Dataset rows describing interfaces
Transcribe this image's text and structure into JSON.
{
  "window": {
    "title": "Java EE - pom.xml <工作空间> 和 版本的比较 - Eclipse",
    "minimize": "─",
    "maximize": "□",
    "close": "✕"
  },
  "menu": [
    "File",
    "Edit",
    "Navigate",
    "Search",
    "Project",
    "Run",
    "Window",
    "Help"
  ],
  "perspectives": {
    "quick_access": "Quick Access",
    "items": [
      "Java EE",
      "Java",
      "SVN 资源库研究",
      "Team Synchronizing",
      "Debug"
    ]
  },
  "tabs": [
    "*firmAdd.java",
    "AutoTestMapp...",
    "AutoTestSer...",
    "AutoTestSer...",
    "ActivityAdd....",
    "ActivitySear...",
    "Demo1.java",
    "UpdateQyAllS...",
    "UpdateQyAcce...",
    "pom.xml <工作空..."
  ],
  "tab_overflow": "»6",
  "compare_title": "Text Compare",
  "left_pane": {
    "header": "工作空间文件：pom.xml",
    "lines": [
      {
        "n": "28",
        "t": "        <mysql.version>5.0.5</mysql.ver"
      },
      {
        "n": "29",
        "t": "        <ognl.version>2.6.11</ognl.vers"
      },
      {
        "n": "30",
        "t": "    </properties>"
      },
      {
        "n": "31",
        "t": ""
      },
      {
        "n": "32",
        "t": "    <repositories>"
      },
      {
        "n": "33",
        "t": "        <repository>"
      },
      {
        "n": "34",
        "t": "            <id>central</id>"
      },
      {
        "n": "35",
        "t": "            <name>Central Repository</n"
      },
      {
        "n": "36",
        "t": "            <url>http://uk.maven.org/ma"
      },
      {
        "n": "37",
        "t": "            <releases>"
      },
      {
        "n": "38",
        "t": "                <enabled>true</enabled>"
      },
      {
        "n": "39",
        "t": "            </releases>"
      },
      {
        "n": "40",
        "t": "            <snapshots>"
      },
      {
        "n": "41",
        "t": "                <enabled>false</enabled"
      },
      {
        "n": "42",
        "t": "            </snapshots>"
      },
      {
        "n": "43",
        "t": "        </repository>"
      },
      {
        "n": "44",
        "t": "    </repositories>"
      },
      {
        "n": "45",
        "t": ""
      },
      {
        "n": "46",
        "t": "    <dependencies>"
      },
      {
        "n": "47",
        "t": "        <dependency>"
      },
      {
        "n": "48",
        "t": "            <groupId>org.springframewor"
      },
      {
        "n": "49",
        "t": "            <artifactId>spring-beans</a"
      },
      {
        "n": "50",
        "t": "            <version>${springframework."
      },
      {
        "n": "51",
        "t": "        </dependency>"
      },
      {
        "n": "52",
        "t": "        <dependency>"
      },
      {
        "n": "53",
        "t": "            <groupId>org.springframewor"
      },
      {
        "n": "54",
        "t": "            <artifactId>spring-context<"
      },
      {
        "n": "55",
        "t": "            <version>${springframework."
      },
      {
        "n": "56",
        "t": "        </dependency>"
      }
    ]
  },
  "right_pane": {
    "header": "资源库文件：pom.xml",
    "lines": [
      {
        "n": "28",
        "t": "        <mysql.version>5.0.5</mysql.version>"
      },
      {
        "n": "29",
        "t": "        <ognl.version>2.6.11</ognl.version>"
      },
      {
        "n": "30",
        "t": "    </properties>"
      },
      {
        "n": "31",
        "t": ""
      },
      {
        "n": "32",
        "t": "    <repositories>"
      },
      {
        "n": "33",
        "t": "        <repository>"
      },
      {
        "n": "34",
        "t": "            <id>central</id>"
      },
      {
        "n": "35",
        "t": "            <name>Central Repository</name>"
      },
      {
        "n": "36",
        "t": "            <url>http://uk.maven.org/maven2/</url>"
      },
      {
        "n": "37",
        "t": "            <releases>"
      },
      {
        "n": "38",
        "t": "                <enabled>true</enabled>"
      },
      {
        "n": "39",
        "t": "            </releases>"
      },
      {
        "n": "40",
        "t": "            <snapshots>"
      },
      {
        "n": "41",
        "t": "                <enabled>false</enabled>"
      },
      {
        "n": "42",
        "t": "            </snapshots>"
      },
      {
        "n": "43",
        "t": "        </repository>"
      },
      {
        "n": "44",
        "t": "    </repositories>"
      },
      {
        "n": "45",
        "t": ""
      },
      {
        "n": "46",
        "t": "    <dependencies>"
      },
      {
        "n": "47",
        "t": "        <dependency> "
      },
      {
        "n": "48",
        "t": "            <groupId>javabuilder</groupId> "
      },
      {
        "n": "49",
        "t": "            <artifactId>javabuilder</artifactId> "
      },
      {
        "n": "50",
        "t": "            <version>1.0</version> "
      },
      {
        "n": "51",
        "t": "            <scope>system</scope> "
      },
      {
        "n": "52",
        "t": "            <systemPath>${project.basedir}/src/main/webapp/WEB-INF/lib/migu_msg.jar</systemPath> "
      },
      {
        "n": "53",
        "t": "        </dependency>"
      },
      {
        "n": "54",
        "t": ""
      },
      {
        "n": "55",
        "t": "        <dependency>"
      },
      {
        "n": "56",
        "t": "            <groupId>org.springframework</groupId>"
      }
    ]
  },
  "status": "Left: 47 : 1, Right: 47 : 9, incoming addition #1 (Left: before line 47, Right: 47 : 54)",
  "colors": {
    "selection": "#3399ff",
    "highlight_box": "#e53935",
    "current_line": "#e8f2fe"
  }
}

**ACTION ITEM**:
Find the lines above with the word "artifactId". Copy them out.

**RESPONSE**:
        "t": "            <artifactId>spring-beans</a"
        "t": "            <artifactId>spring-context<"
        "t": "            <artifactId>javabuilder</artifactId> "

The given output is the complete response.